= AIM OF THE TASK =
Pictures stay out of your copy, but everything else in the records below must be repeated exactly.
[[ RECORDS open ]]
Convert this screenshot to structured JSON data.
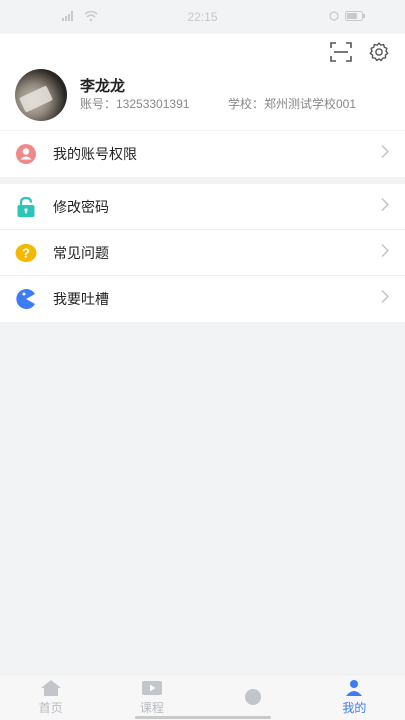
{
  "status_bar": {
    "time": "22:15",
    "left_icons": [
      "signal-icon",
      "hd-icon",
      "wifi-icon"
    ],
    "right_icons": [
      "nfc-icon",
      "alarm-icon",
      "battery-icon"
    ]
  },
  "profile": {
    "name": "李龙龙",
    "account": "账号：13253301391",
    "school": "学校：郑州测试学校001"
  },
  "top_actions": [
    "scan-icon",
    "settings-icon"
  ],
  "menu_group_1": [
    {
      "label": "我的账号权限",
      "icon": "person-icon",
      "color": "#f08a8a"
    }
  ],
  "menu_group_2": [
    {
      "label": "修改密码",
      "icon": "lock-icon",
      "color": "#2bc6b8"
    },
    {
      "label": "常见问题",
      "icon": "question-icon",
      "color": "#f5b800"
    },
    {
      "label": "我要吐槽",
      "icon": "pacman-icon",
      "color": "#3d7cf4"
    }
  ],
  "tabs": [
    {
      "label": "首页",
      "icon": "home-icon",
      "active": false
    },
    {
      "label": "课程",
      "icon": "video-icon",
      "active": false
    },
    {
      "label": "",
      "icon": "discover-icon",
      "active": false
    },
    {
      "label": "我的",
      "icon": "user-icon",
      "active": true
    }
  ],
  "colors": {
    "accent": "#3d7cf4",
    "background": "#f2f3f5"
  }
}
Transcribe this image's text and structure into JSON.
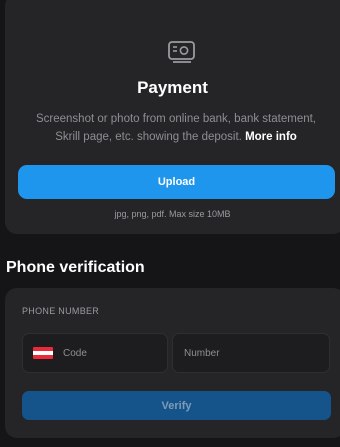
{
  "payment": {
    "icon": "payment-receipt-icon",
    "title": "Payment",
    "description": "Screenshot or photo from online bank, bank statement, Skrill page, etc. showing the deposit.",
    "more_info_label": "More info",
    "upload_label": "Upload",
    "hint": "jpg, png, pdf. Max size 10MB"
  },
  "phone_verification": {
    "title": "Phone verification",
    "field_label": "PHONE NUMBER",
    "code_placeholder": "Code",
    "country_flag": "austria-flag-icon",
    "number_placeholder": "Number",
    "verify_label": "Verify"
  },
  "colors": {
    "background": "#151517",
    "card": "#252528",
    "accent": "#1e96ee",
    "verify_disabled": "#14548a"
  }
}
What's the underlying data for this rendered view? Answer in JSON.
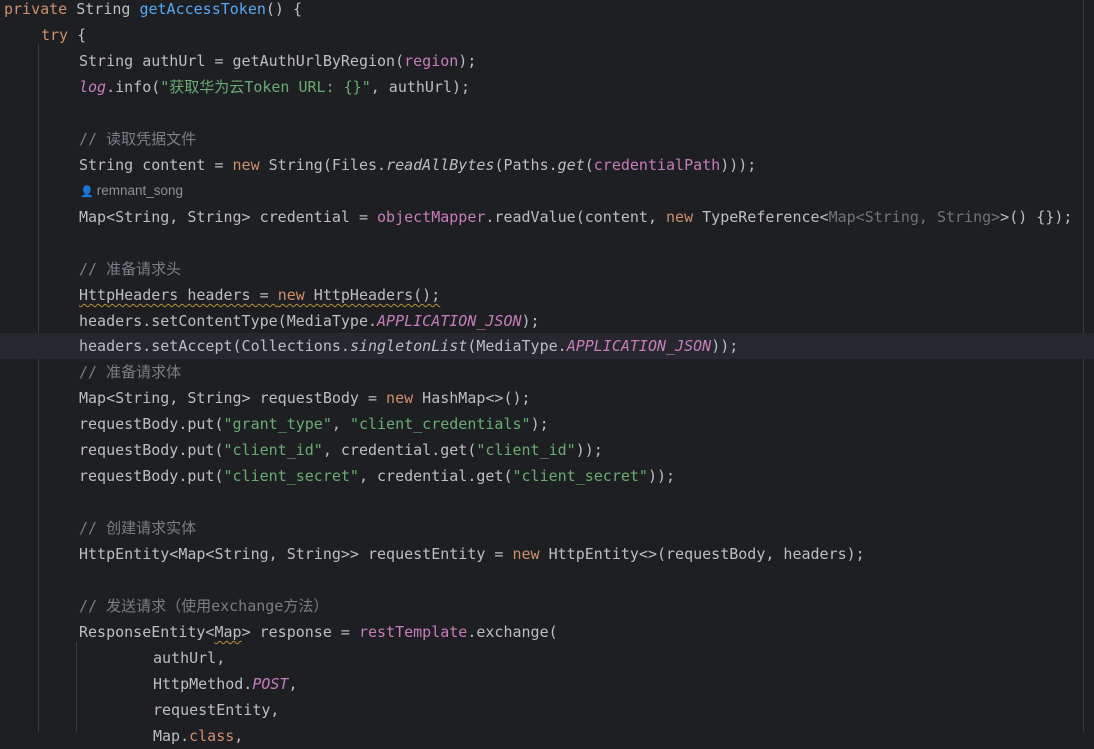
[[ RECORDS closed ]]
= TASK OUTPUT =
Convert this screenshot to structured JSON data.
{
  "status_bar": {
    "time": "22:15",
    "left_icons": [
      "signal-icon",
      "hd-icon",
      "wifi-icon"
    ],
    "right_icons": [
      "nfc-icon",
      "alarm-icon",
      "battery-icon"
    ]
  },
  "profile": {
    "name": "李龙龙",
    "account": "账号：13253301391",
    "school": "学校：郑州测试学校001"
  },
  "top_actions": [
    "scan-icon",
    "settings-icon"
  ],
  "menu_group_1": [
    {
      "label": "我的账号权限",
      "icon": "person-icon",
      "color": "#f08a8a"
    }
  ],
  "menu_group_2": [
    {
      "label": "修改密码",
      "icon": "lock-icon",
      "color": "#2bc6b8"
    },
    {
      "label": "常见问题",
      "icon": "question-icon",
      "color": "#f5b800"
    },
    {
      "label": "我要吐槽",
      "icon": "pacman-icon",
      "color": "#3d7cf4"
    }
  ],
  "tabs": [
    {
      "label": "首页",
      "icon": "home-icon",
      "active": false
    },
    {
      "label": "课程",
      "icon": "video-icon",
      "active": false
    },
    {
      "label": "",
      "icon": "discover-icon",
      "active": false
    },
    {
      "label": "我的",
      "icon": "user-icon",
      "active": true
    }
  ],
  "colors": {
    "accent": "#3d7cf4",
    "background": "#f2f3f5"
  }
}
Transcribe this image's text and structure into JSON.
{
  "payment": {
    "icon": "payment-receipt-icon",
    "title": "Payment",
    "description": "Screenshot or photo from online bank, bank statement, Skrill page, etc. showing the deposit.",
    "more_info_label": "More info",
    "upload_label": "Upload",
    "hint": "jpg, png, pdf. Max size 10MB"
  },
  "phone_verification": {
    "title": "Phone verification",
    "field_label": "PHONE NUMBER",
    "code_placeholder": "Code",
    "country_flag": "austria-flag-icon",
    "number_placeholder": "Number",
    "verify_label": "Verify"
  },
  "colors": {
    "background": "#151517",
    "card": "#252528",
    "accent": "#1e96ee",
    "verify_disabled": "#14548a"
  }
}
What's the underlying data for this rendered view? Answer in JSON.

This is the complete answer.